From disrupting ads through machine learning to building a pet society in Canada and the US, LebNet Toronto’s event on June 19 had something for everyone.

Gathered at VentureX Canada, 30 people showed up to listen to Hisham Ghostine, CEO and President – Media Brands at Dentsu Aegis Network Canada and Pele Dagher, founder and CEO of Pawpular App Inc., talk about their expertise and journey.

Prior to moving to Canada, Ghostine was the Chief Revenue & Growth Officer for Omnicom Media Group in the Middle East and Africa, growing the Omnicom network footprints through acquisition and new operations. In his new role, he is in charge of seven media and performance companies.

The NLP challenge: over 6,500 languages and 3,900 emojis

Ghostine’s talk focused on the complexity of understanding the constantly increasing languages by machines and how the natural language processing (NLP) is helping marketers understand their audiences and predict their behaviour.

The world has now over 6,500 languages, he said, and the number keeps increasing on a daily basis as new language combinations are being formed. People keep introducing new items and characters and we now have more than 3,900 emojis. That number increases by 10 percent every year.

These numbers pose a huge challenge for NLP, especially that individuals write and use words differently to express different emotions. Yet as Ghostine explained in his presentation, NLP has come  a long way to solve understanding the human text and speech. Through machine learning (ML), NLP is able to analyse patterns and trends and through deep learning (DL), algorithms are trained to understand human’s intention. Which means that NLP is helping marketers now understand consumers’ intentions, sentiments and behaviours and targeting them better.

That said, user data collected from social media are now more accurate than polls and statistics, because they reflect users’ reactions, behaviours and feelings rather than pure numbers. Yet NPL still has several challenges to solve. Ghostine listed three:


  • Context classification: “Classification will help us in the future to analyse intentions from a picture, based on previous examples.”
  • Solid intent mining: “We understand that someone wants to travel, but we don’t know if they want to take a flight, train, car..”
  • Improve algorithm statistical relationship: “We want to create a link between images and texts.”

When ads serve unwanted territories
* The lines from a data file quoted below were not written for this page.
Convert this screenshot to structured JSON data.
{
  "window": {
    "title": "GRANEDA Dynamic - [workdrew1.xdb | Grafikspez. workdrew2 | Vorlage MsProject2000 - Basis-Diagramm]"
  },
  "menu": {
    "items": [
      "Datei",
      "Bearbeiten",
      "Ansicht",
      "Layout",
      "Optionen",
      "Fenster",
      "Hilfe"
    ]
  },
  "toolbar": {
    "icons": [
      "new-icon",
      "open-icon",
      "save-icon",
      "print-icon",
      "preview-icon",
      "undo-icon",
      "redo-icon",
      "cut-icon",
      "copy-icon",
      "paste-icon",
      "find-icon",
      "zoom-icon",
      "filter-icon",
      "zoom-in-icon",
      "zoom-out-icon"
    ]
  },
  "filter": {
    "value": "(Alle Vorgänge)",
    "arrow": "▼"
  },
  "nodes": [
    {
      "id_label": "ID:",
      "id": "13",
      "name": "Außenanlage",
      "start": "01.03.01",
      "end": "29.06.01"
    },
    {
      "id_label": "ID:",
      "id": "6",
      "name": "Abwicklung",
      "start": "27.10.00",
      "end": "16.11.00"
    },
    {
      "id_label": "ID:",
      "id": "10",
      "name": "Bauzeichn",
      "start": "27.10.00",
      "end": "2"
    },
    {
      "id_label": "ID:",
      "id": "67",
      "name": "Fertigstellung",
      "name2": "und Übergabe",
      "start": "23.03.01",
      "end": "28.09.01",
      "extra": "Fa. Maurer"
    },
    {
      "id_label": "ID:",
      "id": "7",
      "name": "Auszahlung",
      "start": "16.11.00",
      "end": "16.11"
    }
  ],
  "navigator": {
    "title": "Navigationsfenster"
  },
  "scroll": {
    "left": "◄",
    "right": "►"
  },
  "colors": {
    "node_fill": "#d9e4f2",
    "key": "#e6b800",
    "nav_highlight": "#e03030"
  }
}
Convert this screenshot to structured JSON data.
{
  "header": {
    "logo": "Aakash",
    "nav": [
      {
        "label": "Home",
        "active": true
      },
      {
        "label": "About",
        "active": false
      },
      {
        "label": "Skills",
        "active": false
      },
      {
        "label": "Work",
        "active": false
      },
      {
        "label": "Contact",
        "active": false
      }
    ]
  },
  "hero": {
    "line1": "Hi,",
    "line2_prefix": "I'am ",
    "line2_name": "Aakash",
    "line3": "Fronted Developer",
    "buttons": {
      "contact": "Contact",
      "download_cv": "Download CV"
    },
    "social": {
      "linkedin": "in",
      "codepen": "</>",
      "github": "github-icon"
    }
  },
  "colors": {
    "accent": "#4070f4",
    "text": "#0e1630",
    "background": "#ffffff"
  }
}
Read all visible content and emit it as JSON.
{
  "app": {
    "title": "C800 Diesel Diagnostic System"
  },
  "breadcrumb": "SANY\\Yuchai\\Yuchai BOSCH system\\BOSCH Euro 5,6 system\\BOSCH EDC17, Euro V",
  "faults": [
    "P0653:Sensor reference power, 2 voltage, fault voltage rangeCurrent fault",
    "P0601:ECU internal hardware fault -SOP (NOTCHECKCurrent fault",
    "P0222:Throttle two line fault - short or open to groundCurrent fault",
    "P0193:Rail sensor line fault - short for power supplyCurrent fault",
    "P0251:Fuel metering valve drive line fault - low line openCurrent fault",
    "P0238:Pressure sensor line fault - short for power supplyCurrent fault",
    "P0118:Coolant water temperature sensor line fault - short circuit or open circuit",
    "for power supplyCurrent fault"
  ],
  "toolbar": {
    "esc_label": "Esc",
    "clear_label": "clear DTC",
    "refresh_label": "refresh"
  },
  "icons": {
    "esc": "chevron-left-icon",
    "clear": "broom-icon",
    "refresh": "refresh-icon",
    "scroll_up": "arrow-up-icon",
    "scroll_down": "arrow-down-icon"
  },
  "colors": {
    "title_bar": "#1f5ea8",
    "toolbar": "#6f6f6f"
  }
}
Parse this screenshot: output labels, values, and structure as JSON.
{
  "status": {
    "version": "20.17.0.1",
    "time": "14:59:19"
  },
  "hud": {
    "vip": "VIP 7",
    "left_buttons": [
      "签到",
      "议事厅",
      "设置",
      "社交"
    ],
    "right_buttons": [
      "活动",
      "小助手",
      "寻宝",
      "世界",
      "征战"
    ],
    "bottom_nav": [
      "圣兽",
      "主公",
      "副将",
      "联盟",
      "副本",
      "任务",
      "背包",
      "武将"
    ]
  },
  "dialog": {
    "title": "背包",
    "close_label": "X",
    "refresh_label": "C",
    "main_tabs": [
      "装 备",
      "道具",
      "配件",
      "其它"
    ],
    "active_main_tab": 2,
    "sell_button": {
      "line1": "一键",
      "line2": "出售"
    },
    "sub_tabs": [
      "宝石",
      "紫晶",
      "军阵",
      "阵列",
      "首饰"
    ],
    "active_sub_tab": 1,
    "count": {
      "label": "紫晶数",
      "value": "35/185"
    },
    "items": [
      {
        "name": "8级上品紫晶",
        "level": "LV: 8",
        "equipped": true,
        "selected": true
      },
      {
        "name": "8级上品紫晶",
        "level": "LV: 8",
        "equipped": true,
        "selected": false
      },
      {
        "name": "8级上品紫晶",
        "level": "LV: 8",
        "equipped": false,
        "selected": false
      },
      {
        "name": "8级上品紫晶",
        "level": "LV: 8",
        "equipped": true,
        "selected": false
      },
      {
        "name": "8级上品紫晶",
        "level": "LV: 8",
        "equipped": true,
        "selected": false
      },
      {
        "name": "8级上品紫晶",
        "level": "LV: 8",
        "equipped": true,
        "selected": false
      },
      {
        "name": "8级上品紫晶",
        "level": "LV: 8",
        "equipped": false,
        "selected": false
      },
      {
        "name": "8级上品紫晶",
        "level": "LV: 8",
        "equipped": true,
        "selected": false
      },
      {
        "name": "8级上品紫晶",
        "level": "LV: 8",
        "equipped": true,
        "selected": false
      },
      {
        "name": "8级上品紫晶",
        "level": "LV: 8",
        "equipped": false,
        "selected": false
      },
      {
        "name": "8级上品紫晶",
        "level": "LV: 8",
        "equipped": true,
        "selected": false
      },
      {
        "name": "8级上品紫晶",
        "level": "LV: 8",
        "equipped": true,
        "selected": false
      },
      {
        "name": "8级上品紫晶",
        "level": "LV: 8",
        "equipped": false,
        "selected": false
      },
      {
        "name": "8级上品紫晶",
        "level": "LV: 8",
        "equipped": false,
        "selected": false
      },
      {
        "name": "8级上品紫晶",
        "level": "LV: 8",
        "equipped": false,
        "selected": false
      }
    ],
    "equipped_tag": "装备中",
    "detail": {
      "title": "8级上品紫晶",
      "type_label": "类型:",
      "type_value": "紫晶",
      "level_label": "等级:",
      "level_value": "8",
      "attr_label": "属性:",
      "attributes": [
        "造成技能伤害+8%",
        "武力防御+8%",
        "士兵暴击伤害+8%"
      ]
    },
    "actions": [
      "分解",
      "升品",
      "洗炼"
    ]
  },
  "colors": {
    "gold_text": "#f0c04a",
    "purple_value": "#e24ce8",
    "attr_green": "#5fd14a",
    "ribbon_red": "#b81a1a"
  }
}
When marketers place an ad online, they face the risk of having their ad delivered to unsafe places. This is why they create white and black lists and set a number of keywords to guide them. Yet such strict guidelines mean that marketers are limiting themselves to a smaller ad space, without taking into consideration that some of the black listed keywords might carry a positive message if used in a different context.

New ML and DL research, according to Ghostine, are coming up with effective solutions to recognize images and detect positive versus negative content. “Up to 60% of those black listed words had positive meaning. Prevention will free up billions of dollars worth of ad space now because we’re solving an economy problem,” he concluded.

Turning a passion for pets into a business

After spending 18 years founding and growing businesses with 8 years in high tech roles, Pele Dagher followed his passion for pets and launched Pawpular. Headquartered in Toronto, his company is a pet society and pet care services application.

And there’s a huge market for it.

Pele Dagher giving a talk about his pet society company Pawpular.

In the US alone, 80 billion dollars is being spent yearly on 395 million pets, Dagher said. In Canada, it’s 10 billion dollars on 20 million pets. He is currently focusing on these two markets.

On Pawpular, a pet owner will have a customized profile, connect with other users, find a local service provider (walkers, groomers, pet day care, pet hotels and vets), rate and review services, adopt, get notified if someone nearby lost their pet, and ask questions.

Service providers will get more visibility and attract new customers, book and manage appointments, assign jobs to team members, send offers and interact with customers among other features.

Pawpular has 50,000 users to date, of which 10,000 are active daily. It generates revenue by charging its 1,500 service providers with a monthly fee ranging between 10 to 50 dollars.

In the near future, Dagher will launch a store within the app where users can also buy products from the app. They will also be working with insurance companies to offer competitive prices to pet owners and feature a Bluetooth tracker. In the next two years, he will be expanding to new countries.

Similar to many other companies, Pawpular is leveraging the power of data to cater to its users (someone looking to adopt a pit bull dog in a certain area) and providing customer insights to service providers.

Data is what will anchor all ships to safety moving forward and Dentsu and Pawpular are surely taking note.